In a risk-free pregnancy, you can expect to have two ultrasounds. One to determine the due date and a second for an anatomy scan, where you will find out the gender.
However, a high-risk pregnancy (which could be as simple as maternal age) could cause the need to have more than two ultrasounds. It’s the best way for your doctor to determine the health of your baby. And you get more cute ultrasound pics!
24. When can I expect to feel baby move?
You should start counting kicks around 28 weeks (your third trimester), but you should start feeling flutters well before then.
Ask when you should expect to feel these movements and what they feel like. If you have an anterior placenta, it may be harder to feel your baby move.
25. Will I have breastfeeding support after the baby arrives?
If you choose to breastfeed your baby, you will need support to get started.
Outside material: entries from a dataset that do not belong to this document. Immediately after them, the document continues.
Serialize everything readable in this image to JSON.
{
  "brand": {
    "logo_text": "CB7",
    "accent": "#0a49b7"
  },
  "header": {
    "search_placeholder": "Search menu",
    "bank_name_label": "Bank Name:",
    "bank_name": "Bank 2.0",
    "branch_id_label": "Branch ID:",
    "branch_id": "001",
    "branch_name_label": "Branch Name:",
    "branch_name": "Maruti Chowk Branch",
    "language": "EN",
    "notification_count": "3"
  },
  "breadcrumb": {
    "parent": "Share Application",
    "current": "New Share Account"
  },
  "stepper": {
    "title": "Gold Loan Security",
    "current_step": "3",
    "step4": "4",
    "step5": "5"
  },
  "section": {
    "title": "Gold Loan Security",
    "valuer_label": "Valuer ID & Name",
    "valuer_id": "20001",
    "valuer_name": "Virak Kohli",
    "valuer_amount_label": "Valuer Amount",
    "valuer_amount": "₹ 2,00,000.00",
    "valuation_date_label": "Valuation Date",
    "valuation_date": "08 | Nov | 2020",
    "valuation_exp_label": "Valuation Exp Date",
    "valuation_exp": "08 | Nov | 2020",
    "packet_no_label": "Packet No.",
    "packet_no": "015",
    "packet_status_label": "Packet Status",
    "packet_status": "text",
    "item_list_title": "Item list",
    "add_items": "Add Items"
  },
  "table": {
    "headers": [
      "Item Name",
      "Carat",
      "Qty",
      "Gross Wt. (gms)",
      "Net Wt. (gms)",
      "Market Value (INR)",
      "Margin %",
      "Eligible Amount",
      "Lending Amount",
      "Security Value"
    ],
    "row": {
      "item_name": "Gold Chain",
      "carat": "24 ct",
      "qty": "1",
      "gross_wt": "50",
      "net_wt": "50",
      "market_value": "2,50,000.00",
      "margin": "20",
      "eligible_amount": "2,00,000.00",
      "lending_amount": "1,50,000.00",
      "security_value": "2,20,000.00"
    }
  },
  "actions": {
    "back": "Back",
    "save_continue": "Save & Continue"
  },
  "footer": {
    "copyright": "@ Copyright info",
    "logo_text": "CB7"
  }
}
So, find out if someone is available where you are giving birth.
If you are giving birth at a hospital that is part of the baby-friendly hospital initiative you should have access to a lactation consultant.
If you have no one available once the baby is born, request a consultation with a certified lactation consultant near you.
There you have it: 25 questions to ask at your first pregnancy appointment. The first visit to your prenatal care provider is one of the most important, as you’ll have many tests, meet your provider and ask important questions. It’s the time to really get to know your doctor and see if you’re comfortable with them.
We know first time moms have lots of questions. Let us know in the comments what other questions you would find helpful during your first appointment.
Related Articles for Questions to Ask at First Prenatal Appointment:
- Ultimate Checklist for Your First Trimester
- How to Get Your Partner Excited for the Baby
- Self-Care for Expecting Moms with No Time
25 Questions to Ask at First Prenatal Appointment and The Best Way to Be Prepared
Table of Contents